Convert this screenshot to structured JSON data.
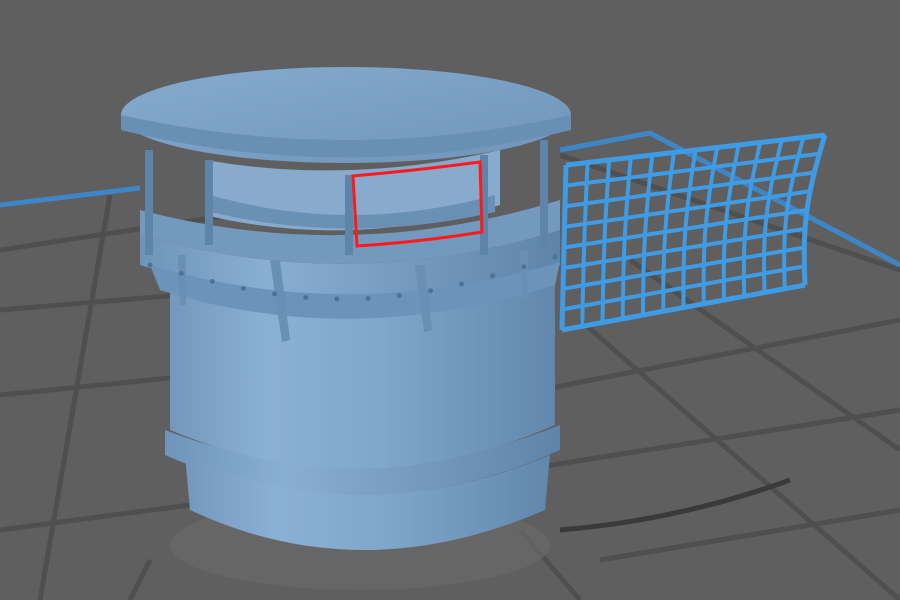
{
  "viewport": {
    "background": "#5f5f5f",
    "grid_color": "#4f4f4f",
    "axis_color": "#3f86c6"
  },
  "model": {
    "body_color": "#7fa6cc",
    "shade_color": "#6c93ba",
    "dark_color": "#5a7fa5",
    "light_color": "#98bde0"
  },
  "screen_grid": {
    "color": "#3f9be3"
  },
  "selection": {
    "color": "#ff1a1a"
  },
  "icons": [
    "rotate-gizmo-none"
  ]
}
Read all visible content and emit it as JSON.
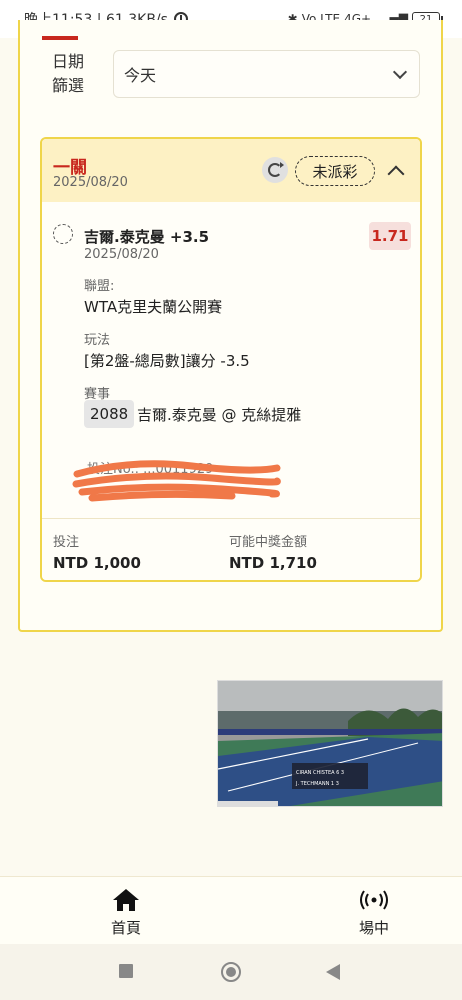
{
  "status_bar": {
    "time_speed": "晚上11:53 | 61.3KB/s",
    "network": "4G+",
    "volte": "Vo LTE",
    "battery": "21"
  },
  "filter": {
    "label": "日期篩選",
    "selected": "今天"
  },
  "bet": {
    "type": "一關",
    "date": "2025/08/20",
    "status": "未派彩",
    "selection": "吉爾.泰克曼 +3.5",
    "selection_date": "2025/08/20",
    "odds": "1.71",
    "league_label": "聯盟:",
    "league": "WTA克里夫蘭公開賽",
    "market_label": "玩法",
    "market": "[第2盤-總局數]讓分 -3.5",
    "event_label": "賽事",
    "event_code": "2088",
    "event_name": "吉爾.泰克曼 @ 克絲提雅",
    "bet_id_label": "投注No.: ...0011929",
    "stake_label": "投注",
    "stake": "NTD 1,000",
    "payout_label": "可能中獎金額",
    "payout": "NTD 1,710"
  },
  "video": {
    "scoreboard": [
      "CIRAN CHISTEA  6  3",
      "J. TECHMANN  1  3"
    ]
  },
  "bottom_nav": {
    "home": "首頁",
    "venue": "場中"
  },
  "colors": {
    "accent_red": "#c8281e",
    "border_yellow": "#efd54a",
    "header_yellow": "#fdf1c4"
  }
}
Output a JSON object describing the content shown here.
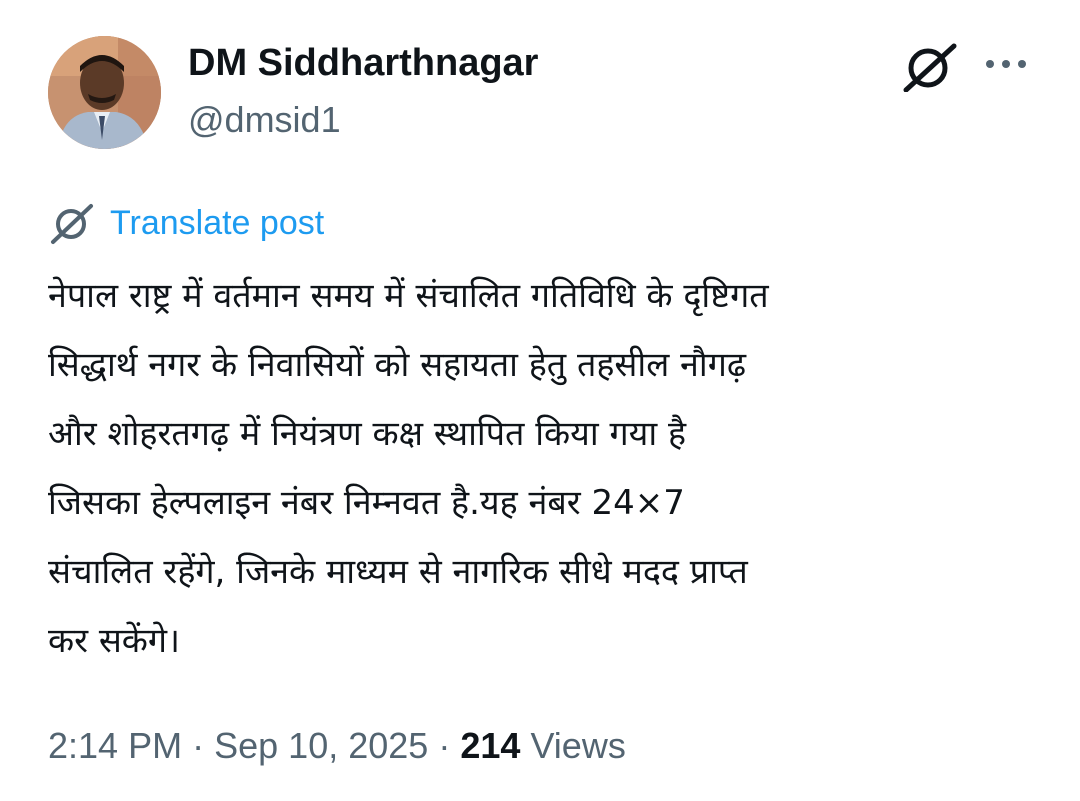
{
  "author": {
    "display_name": "DM Siddharthnagar",
    "handle": "@dmsid1"
  },
  "translate_link": "Translate post",
  "tweet": {
    "lines": [
      "नेपाल राष्ट्र में वर्तमान समय में संचालित गतिविधि के दृष्टिगत",
      "सिद्धार्थ नगर के निवासियों को सहायता हेतु तहसील नौगढ़",
      "और शोहरतगढ़ में नियंत्रण कक्ष स्थापित किया गया है",
      "जिसका हेल्पलाइन नंबर निम्नवत है.यह नंबर 24×7",
      "संचालित रहेंगे, जिनके माध्यम से नागरिक सीधे मदद प्राप्त",
      "कर सकेंगे।"
    ]
  },
  "meta": {
    "time": "2:14 PM",
    "separator": "·",
    "date": "Sep 10, 2025",
    "views_count": "214",
    "views_label": "Views"
  },
  "icons": {
    "grok": "grok-icon",
    "more": "more-icon",
    "translate": "grok-icon"
  },
  "colors": {
    "link": "#1d9bf0",
    "secondary_text": "#536471",
    "primary_text": "#0f1419"
  }
}
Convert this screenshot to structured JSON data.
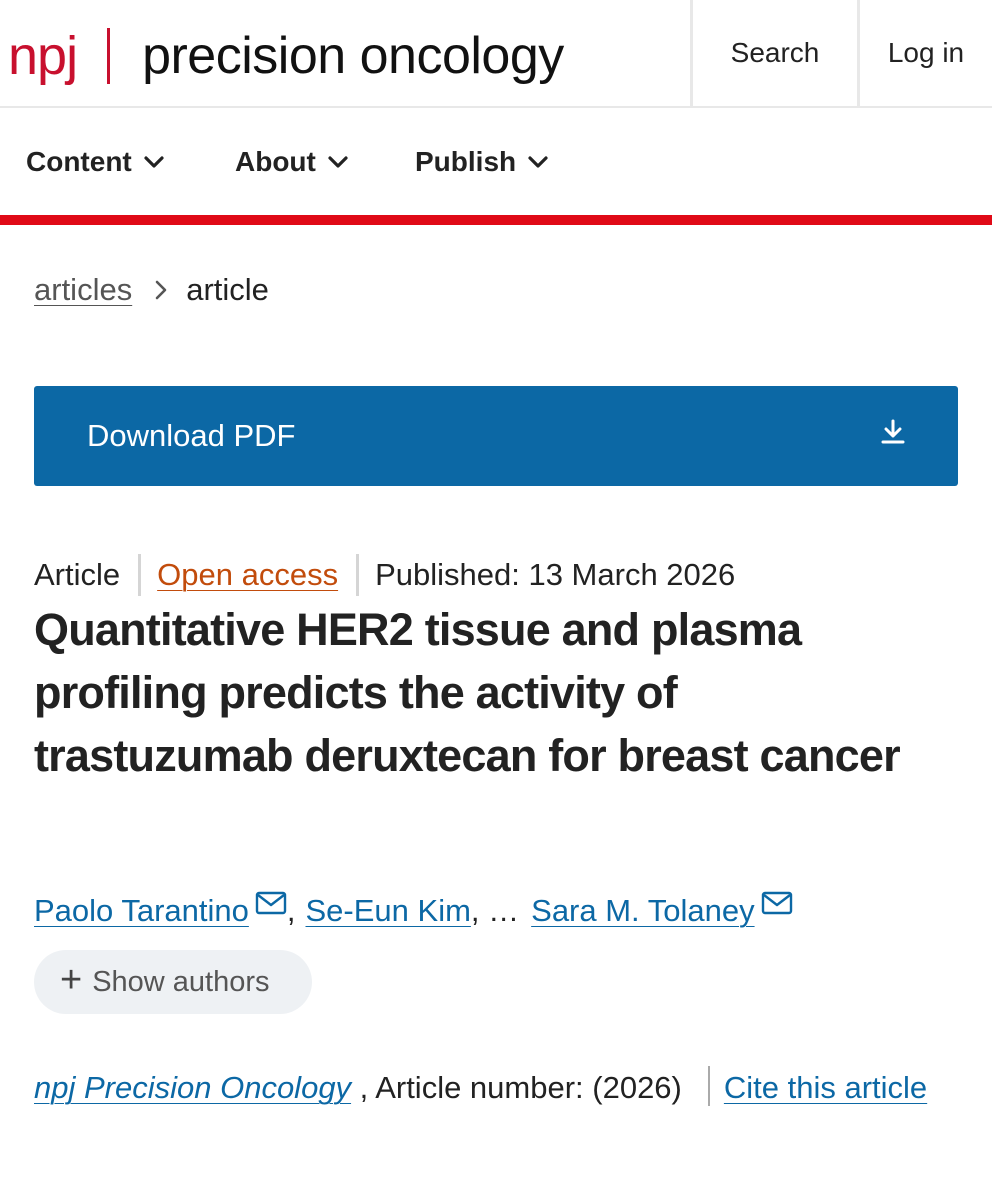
{
  "header": {
    "brand_short": "npj",
    "brand_name": "precision oncology",
    "search_label": "Search",
    "login_label": "Log in"
  },
  "nav": {
    "items": [
      {
        "label": "Content"
      },
      {
        "label": "About"
      },
      {
        "label": "Publish"
      }
    ]
  },
  "breadcrumb": {
    "parent": "articles",
    "current": "article"
  },
  "download": {
    "label": "Download PDF",
    "icon": "download-icon"
  },
  "article": {
    "type": "Article",
    "access": "Open access",
    "published": "Published: 13 March 2026",
    "title": "Quantitative HER2 tissue and plasma profiling predicts the activity of trastuzumab deruxtecan for breast cancer",
    "authors": [
      {
        "name": "Paolo Tarantino",
        "has_email": true
      },
      {
        "name": "Se-Eun Kim",
        "has_email": false
      },
      {
        "name": "Sara M. Tolaney",
        "has_email": true
      }
    ],
    "authors_sep": ",",
    "authors_ellipsis": ", …",
    "show_authors_label": "Show authors"
  },
  "citation": {
    "journal": "npj Precision Oncology",
    "article_number_text": " , Article number:  (2026)",
    "cite_label": "Cite this article"
  },
  "colors": {
    "brand_red": "#c8102e",
    "link_blue": "#0c68a5",
    "open_access_orange": "#c24c0c",
    "nav_rule_red": "#e00a17"
  }
}
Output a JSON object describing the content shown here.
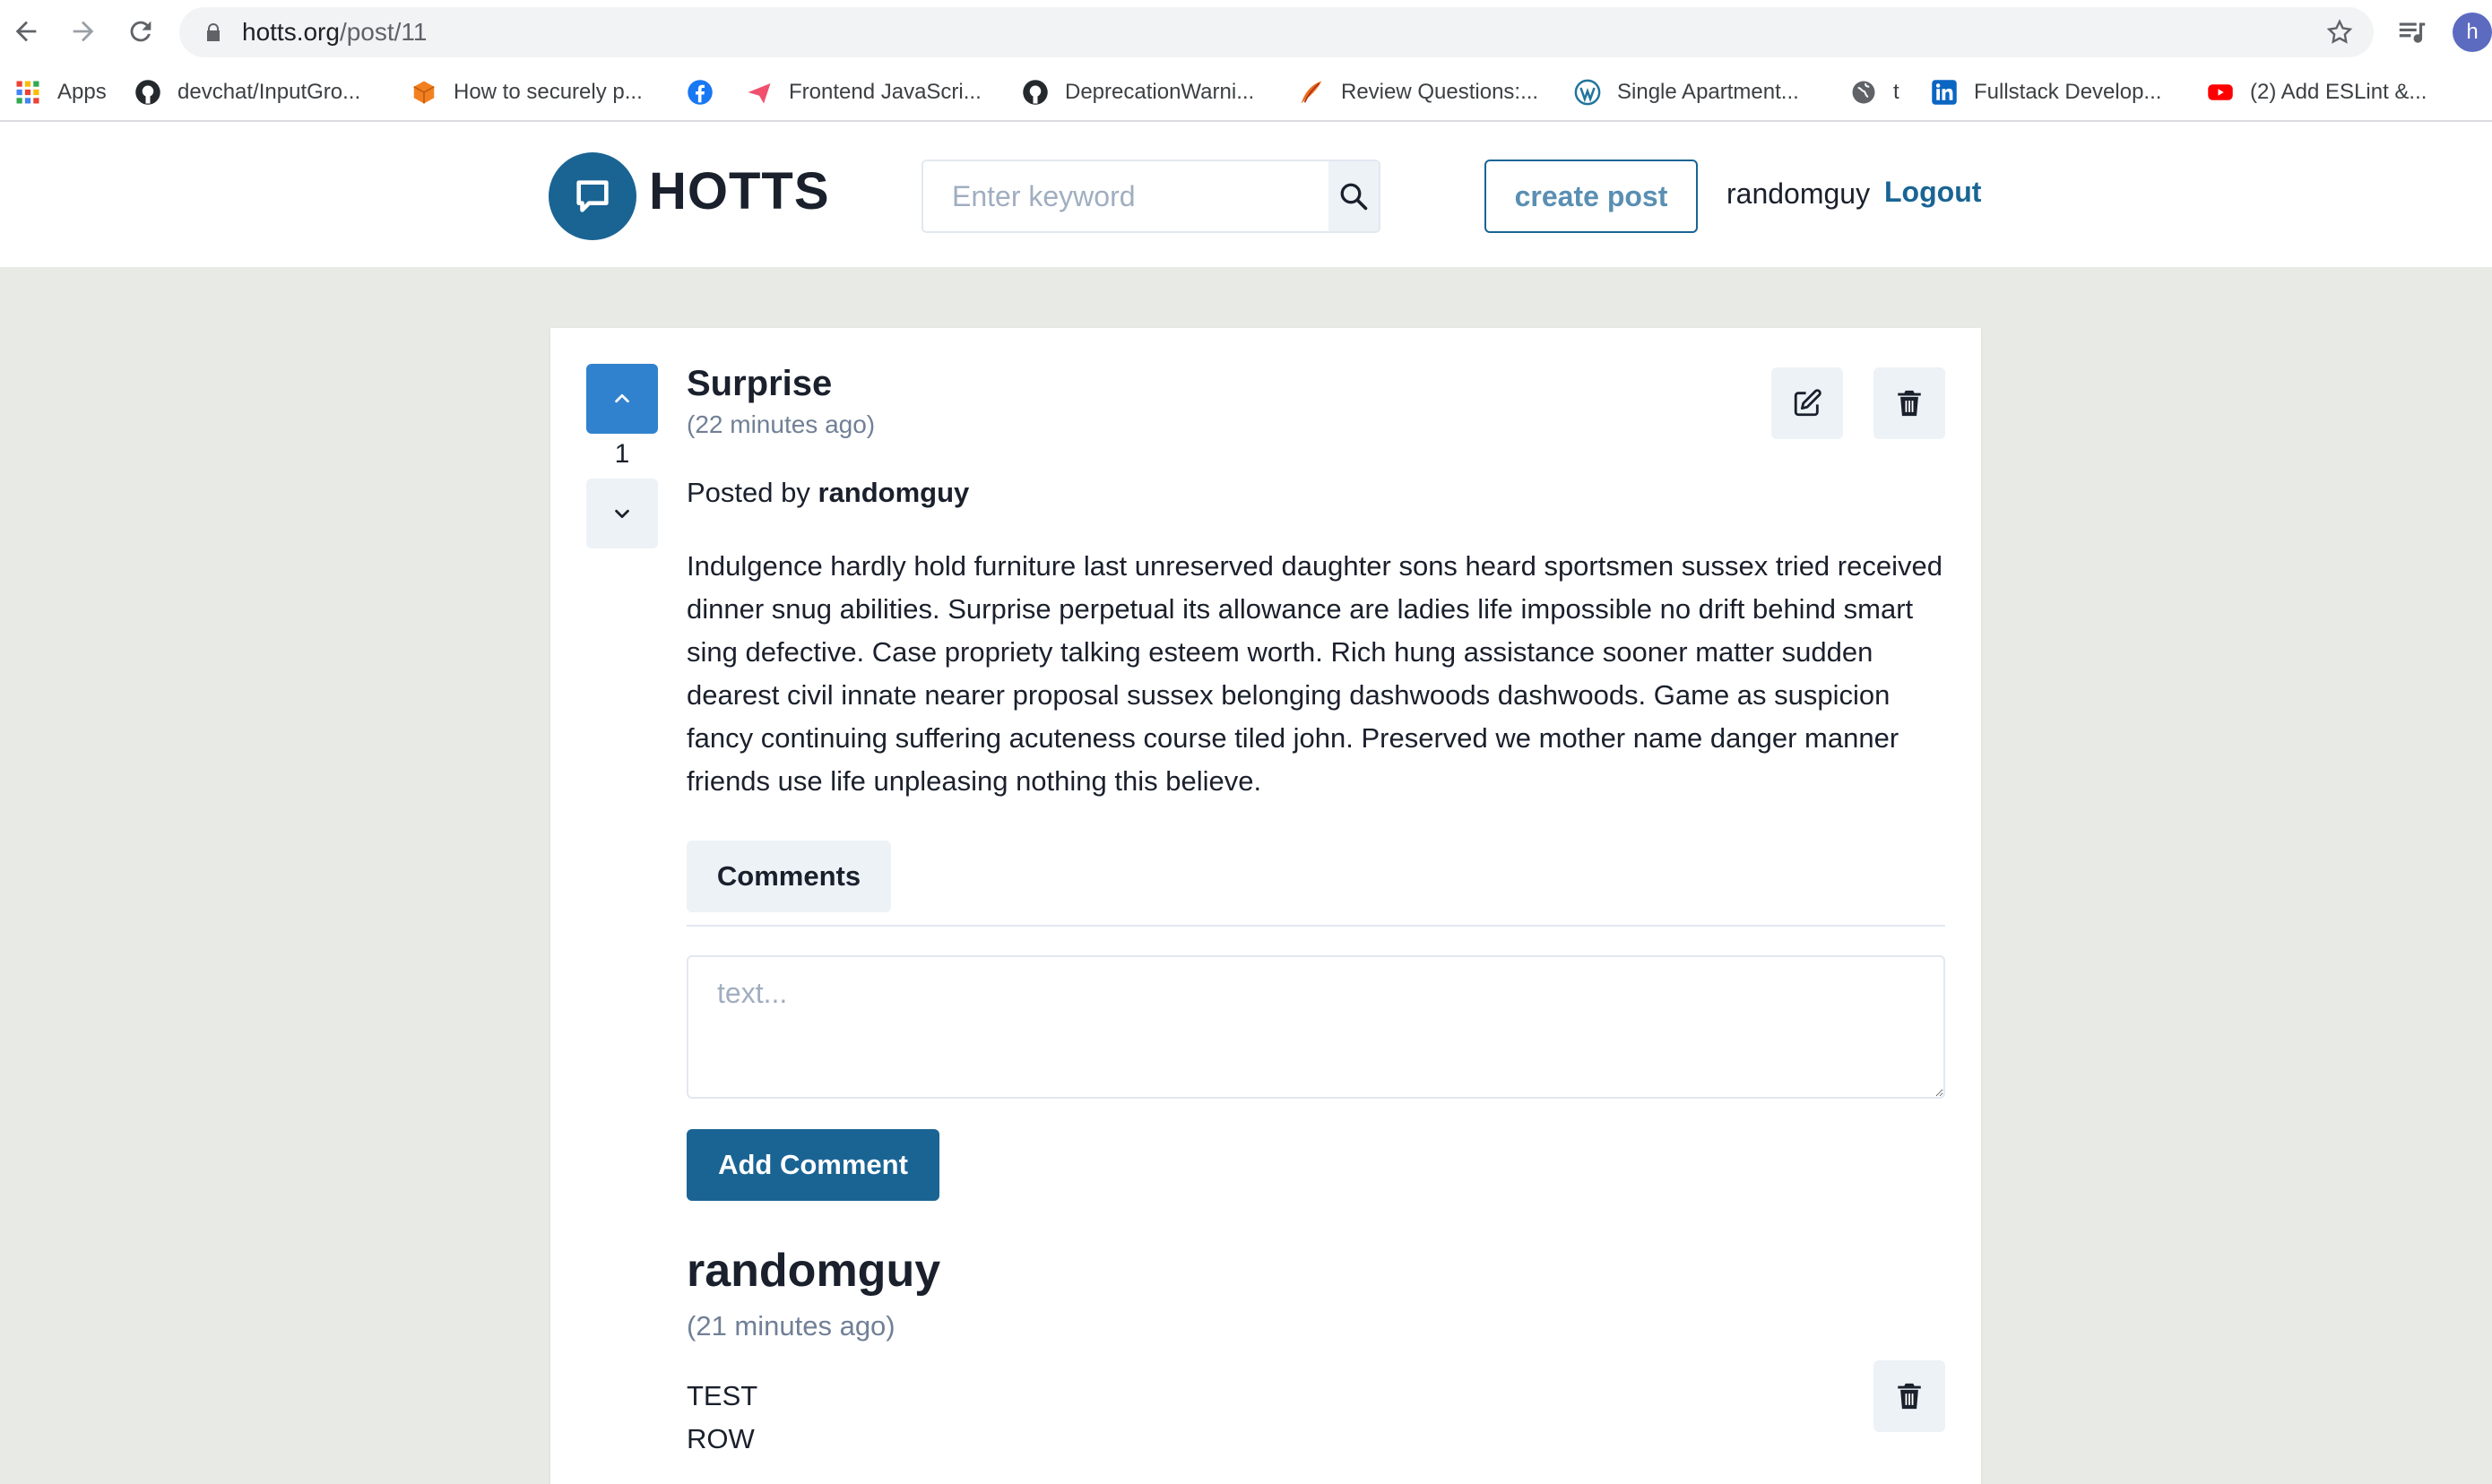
{
  "browser": {
    "url_host": "hotts.org",
    "url_path": "/post/11",
    "profile_initial": "h",
    "bookmarks": [
      {
        "label": "Apps",
        "icon": "apps-grid-icon"
      },
      {
        "label": "devchat/InputGro...",
        "icon": "github-icon"
      },
      {
        "label": "How to securely p...",
        "icon": "cube-icon"
      },
      {
        "label": "",
        "icon": "facebook-icon"
      },
      {
        "label": "Frontend JavaScri...",
        "icon": "paper-plane-icon"
      },
      {
        "label": "DeprecationWarni...",
        "icon": "github-icon"
      },
      {
        "label": "Review Questions:...",
        "icon": "quill-icon"
      },
      {
        "label": "Single Apartment...",
        "icon": "wordpress-icon"
      },
      {
        "label": "t",
        "icon": "globe-icon"
      },
      {
        "label": "Fullstack Develop...",
        "icon": "linkedin-icon"
      },
      {
        "label": "(2) Add ESLint &...",
        "icon": "youtube-icon"
      }
    ]
  },
  "header": {
    "logo_text": "HOTTS",
    "search_placeholder": "Enter keyword",
    "create_post_label": "create post",
    "username": "randomguy",
    "logout_label": "Logout"
  },
  "post": {
    "vote_count": "1",
    "title": "Surprise",
    "time": "(22 minutes ago)",
    "posted_by_prefix": "Posted by",
    "author": "randomguy",
    "body": "Indulgence hardly hold furniture last unreserved daughter sons heard sportsmen sussex tried received dinner snug abilities. Surprise perpetual its allowance are ladies life impossible no drift behind smart sing defective. Case propriety talking esteem worth. Rich hung assistance sooner matter sudden dearest civil innate nearer proposal sussex belonging dashwoods dashwoods. Game as suspicion fancy continuing suffering acuteness course tiled john. Preserved we mother name danger manner friends use life unpleasing nothing this believe."
  },
  "comments_section": {
    "tab_label": "Comments",
    "textarea_placeholder": "text...",
    "add_button_label": "Add Comment",
    "items": [
      {
        "author": "randomguy",
        "time": "(21 minutes ago)",
        "lines": [
          "TEST",
          "ROW"
        ]
      }
    ]
  },
  "colors": {
    "brand": "#1a6494",
    "vote_active": "#3182ce",
    "page_bg": "#e8eae5"
  }
}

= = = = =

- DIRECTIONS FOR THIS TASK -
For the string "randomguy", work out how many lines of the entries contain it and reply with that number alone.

- ANSWER TO THIS TASK -
3